Rhayne Vermette’s works offer an intimate and somewhat messy counterpoint to the polish of the other work in the exhibition. Each of the sculptural pieces, barely bigger than the palm of my hand, depicts blocky interiors reminiscent of sitcom stages or theatre flats. I like being asked to lean into a work and finding an impossible, anxious space staring back. These lonesome sets are inhabited only by the dust and hair caught in their hypnotic layers of tape, themselves a remnant of film editing and splicing techniques. Vermette offers a sly material consideration from the inverted framing of House Movie to the plywood plinths, constructed from conspicuously assembled layers of wood and glue.

Rhayne Vermette, Studio Sketch, 2019, Imax collage and paper matte in glass, 11 x 16.5 inches. Photo: Rhayne Vermette.

Everything about Phomohobes is a collage, melding different parts of existing wholes, from the name of the collaboration to the frames in which the work is shown. They often barrel through the question of what might be “too much” before the words even leave the speaker’s lips. The duo presents their work only as digital prints, a material choice that Moore describes as “returning the source material to the impenetrable membrane of the printed page.” This, along with the computer-generated list of Works Not Shown (based on existing names of Phomohobes works), stokes a feeling of distance.

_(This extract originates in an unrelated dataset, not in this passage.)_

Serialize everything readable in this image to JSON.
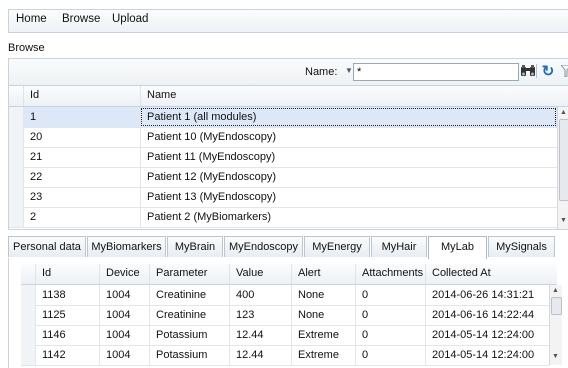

Each piece feels like a succession of elaborate barriers; a curtain drawn back that reveals another curtain, over and over, until you learn to admire the curtain—because it is a very nice curtain. Together, Cawood and Richardson seem determined to not only abandon the concept of origin but mock it tirelessly.

In the context of this show, the butcher paper of Paul Robles’s paper cuts finds a much different meaning and use than you would find if it were transplanted back to its origin in the supermarket or butcher shop. I like to imagine the minute, detailed holes and cuts leaving trails of blood and meat juice throughout the aisles of a suburban grocery store. In a similar move, Robles reconfigures vintage pornography by inscribing circular voids that obscure the penetrative focal point. These acts of pseudo-censorship transform the purported use of pornography into a farce, playing on the pathos of male masturbation and the violence of the male gaze, which is so central to most mainstream porn.

Though some of the curatorial framing of the work depicts the act of collage as transforming worthless or low-cost materials into valuable ones, I prefer to see this ability to transform as a more lateral shift in the potential meaning of materials. I like to imagine different types, rather than different amounts of value, though I know this might be my own, useless, utopian fantasy. The magic (which could just be a stand-in for the concept of value) I see in collage is much more akin to the multiplication of meaning in the gestalt images also referred to in Sandee Moore’s curatorial essay. They acknowledge the limitless aptitude for things and people to contain and express meaning in different, simultaneous, or leaky ways that are contingent on the social circumstances in the time and place where they exist.

Rhayne Vermette, Phomohobes, Paul Robles, Gerry Ruecker, installation view, “A Pea Can Be Chopped Up and Reassembled Into The Sun,” 2021, Art Gallery of Regina. Photo: Don Hall.

Many of the works in this exhibition help unstick the rigid meanings associated with materials so closely linked to the concentration and exchange of capital. This transformation brings with it a potent ability to multiply. Several works signal a simultaneous critique and indulgence in this multiplication. While the constituent substances cannot undergo a metaphysical exponential growth, the meaning they generate offers a glimpse of limitlessness, which can feel both miraculous and daunting. ❚

“A Pea Can Be Chopped Up and Reassembled Into The Sun” was exhibited at the Art Gallery of Regina, from May 28, 2021, to July 31, 2021.

Nic Wilson (he/they) is an artist and a writer based on Treaty 4 land where he graduated from the MFA program at the University of Regina. They have shown work and published writing across Canada and internationally with Struts Gallery, Remai Modern, PUBLIC Journal, NORK, and BlackFlash Magazine.